The Journal of Critical Library and Information Science’s special issue on Libraries and Archives in the Anthropocene. The guest editors are interested in a wide variety of submissions on questions of librarians and archivists’ responses to climate change and related concerns. JCLIS welcomes the following types of submissions:
• Research Articles (no more than 7,000 words)
• Perspective Essays (no more than 5,000 words)
• Literature Reviews (no more than 7,000 words)
• Interviews (no more than 5,000 words)
• Book or Exhibition Reviews (no more than 1,200 words)
Research articles and literature reviews are subject to peer review by two
referees. Perspective essays are subject to peer review by one referee.
Interviews and book or exhibition reviews are subject to review by the issue

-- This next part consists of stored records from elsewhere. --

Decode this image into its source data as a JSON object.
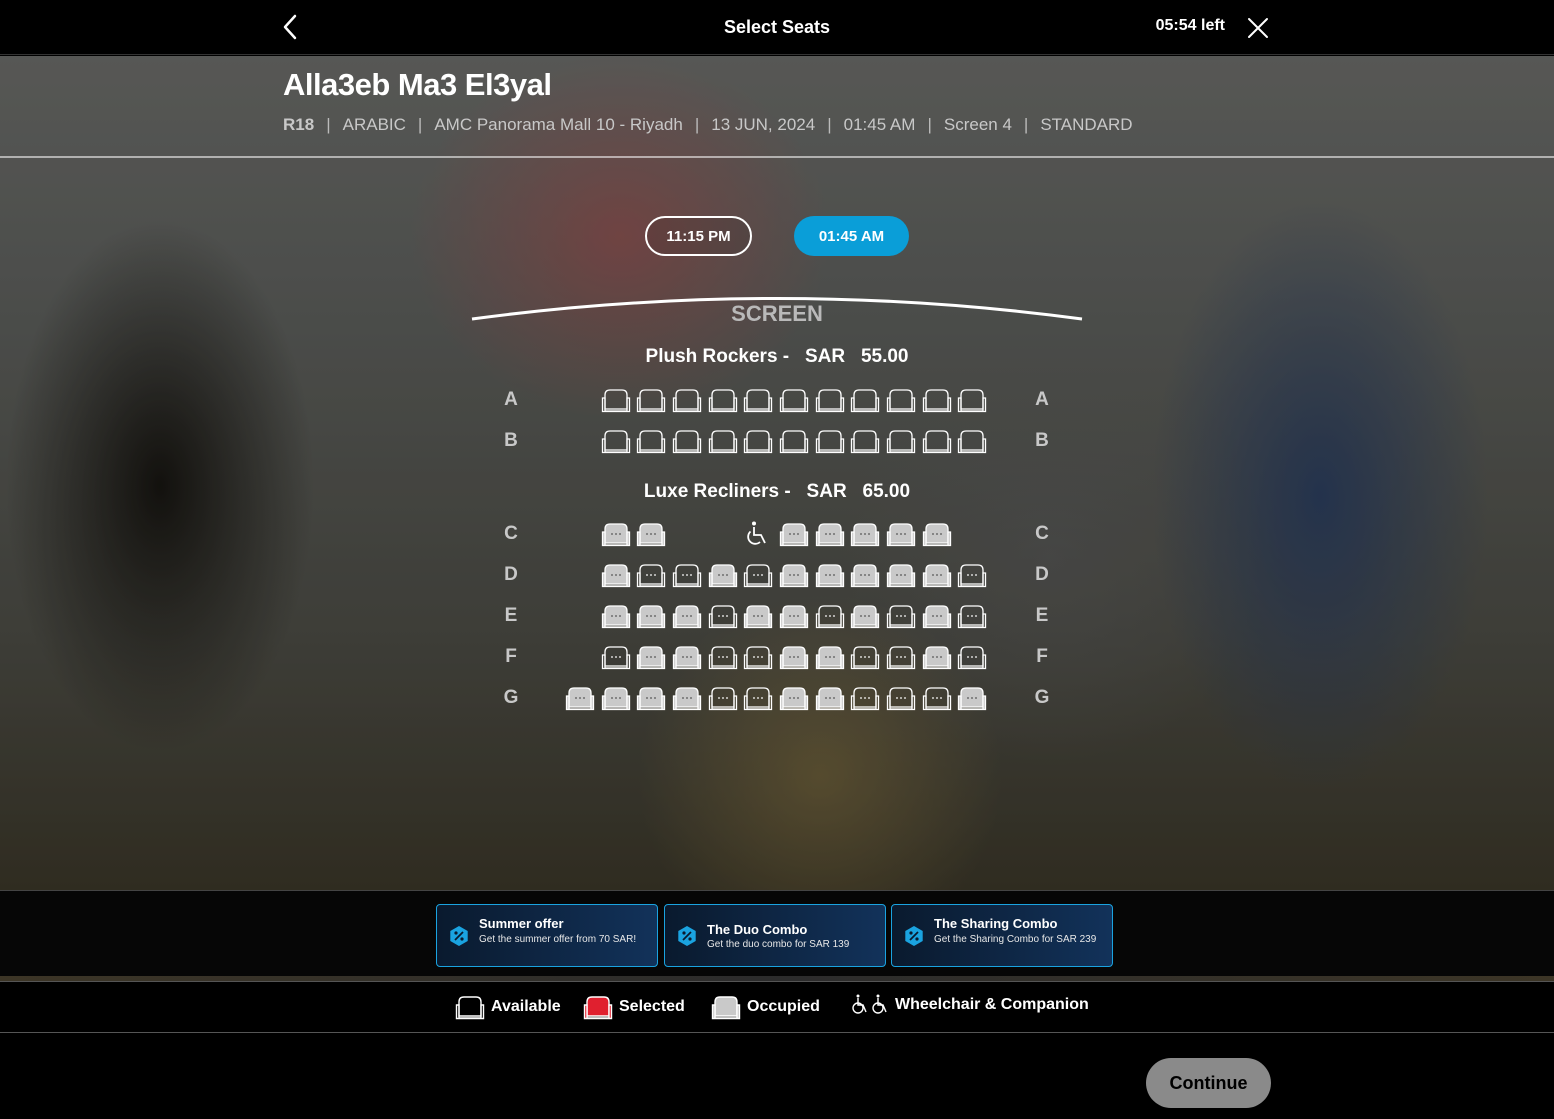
{
  "header": {
    "title": "Select Seats",
    "timer": "05:54 left"
  },
  "movie": {
    "title": "Alla3eb Ma3 El3yal",
    "rating": "R18",
    "language": "ARABIC",
    "cinema": "AMC Panorama Mall 10 - Riyadh",
    "date": "13 JUN, 2024",
    "time": "01:45 AM",
    "screen": "Screen 4",
    "experience": "STANDARD"
  },
  "showtimes": [
    {
      "label": "11:15 PM",
      "selected": false
    },
    {
      "label": "01:45 AM",
      "selected": true
    }
  ],
  "screen_label": "SCREEN",
  "sections": [
    {
      "name": "Plush Rockers -",
      "currency": "SAR",
      "price": "55.00"
    },
    {
      "name": "Luxe Recliners -",
      "currency": "SAR",
      "price": "65.00"
    }
  ],
  "rows": [
    "A",
    "B",
    "C",
    "D",
    "E",
    "F",
    "G"
  ],
  "seat_status": {
    "A": [
      "available",
      "available",
      "available",
      "available",
      "available",
      "available",
      "available",
      "available",
      "available",
      "available",
      "available"
    ],
    "B": [
      "available",
      "available",
      "available",
      "available",
      "available",
      "available",
      "available",
      "available",
      "available",
      "available",
      "available"
    ],
    "C": [
      "occupied",
      "occupied",
      "wheelchair",
      "occupied",
      "occupied",
      "occupied",
      "occupied",
      "occupied"
    ],
    "D": [
      "occupied",
      "available",
      "available",
      "occupied",
      "available",
      "occupied",
      "occupied",
      "occupied",
      "occupied",
      "occupied",
      "available"
    ],
    "E": [
      "occupied",
      "occupied",
      "occupied",
      "available",
      "occupied",
      "occupied",
      "available",
      "occupied",
      "available",
      "occupied",
      "available"
    ],
    "F": [
      "available",
      "occupied",
      "occupied",
      "available",
      "available",
      "occupied",
      "occupied",
      "available",
      "available",
      "occupied",
      "available"
    ],
    "G": [
      "occupied",
      "occupied",
      "occupied",
      "occupied",
      "available",
      "available",
      "occupied",
      "occupied",
      "available",
      "available",
      "available",
      "occupied"
    ]
  },
  "offers": [
    {
      "title": "Summer offer",
      "desc": "Get the summer offer from 70 SAR!"
    },
    {
      "title": "The Duo Combo",
      "desc": "Get the duo combo for SAR 139"
    },
    {
      "title": "The Sharing Combo",
      "desc": "Get the Sharing Combo for SAR 239"
    }
  ],
  "legend": {
    "available": "Available",
    "selected": "Selected",
    "occupied": "Occupied",
    "wheelchair": "Wheelchair & Companion"
  },
  "continue_label": "Continue",
  "colors": {
    "accent": "#0a9ed8",
    "selected": "#e0202f",
    "occupied": "#c9c9c9",
    "continue_disabled": "#8a8a8a"
  }
}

editor(s). More information here: http://libraryjuicepress.com/journals/index.php/jclis/announcement/view/5
In this American Libraries magazine column, Edgardo Civallero describes the concept of “degrowth” (defined as: equitable down-scaling of production and consumption) and how libraries can contribute to this logical response to climate change – both in modeling degrowth and in supporting the community through this change.
Civallero is active in the IFLA Indigenous Matters section and in The Progressive Librarians Guild.
Thanks Ayoola White for an excellent LIS student blog post “Information for Our Survival: LIS and Climate Change.” A MUST READ for everyone, here is a quote I liked:
“These are grim times indeed, but I for one would like to highlight what we can do, not just what we cannot do or what our obstacles are. As hackneyed as this sounds, this is the only planet we have. Those of us who consider climate change a threat and want to do something about it are in the majority. Furthermore, scientists and politicians are not the only people who have influence in this area. We as information professionals have important contributions to make. I believe that we can make those contributions using the same creativity we use to address the other community issues that we address so expertly.”
Also appreciated her reply in the comments section, including her TuTu quote 🙂
Creating a hub for resilient and sustainable community culture is a short column in American Libraries, providing advice for how and why public libraries can be and should be a place for resource, support and opportunities for their communities including examples such as seed libraries, co-working spaces in libraries, and community commons.
Librarian Gary Shaffer (who’s book Creating the Sustainable Public Library: The Triple Bottom Line Approach, will be published in early 2018) wrote this short column for American Libraries magazine. Triple bottom line sustainability is a framework that looks holistically at environmental, economic and social aspects. He shares a few ideas on how libraries can lead the way for their communities and ensure they themselves thrive well into the future.
Kellie Sparks shares, in this American Libraries magazine column, the idea that libraries can assist supporting activists and other stakeholders in their communities fighting climate change by more proactively collecting and disseminating information Libraries naturally curate but can and should actively market meaningful data and resources to those seeking this information. She also offers a list of some key resources.
Check out the story about Amy Brunvand as an embedded librarian in the Sustainability Office, for the multi part series on Sustainability in Libraries in American Libraries magazine: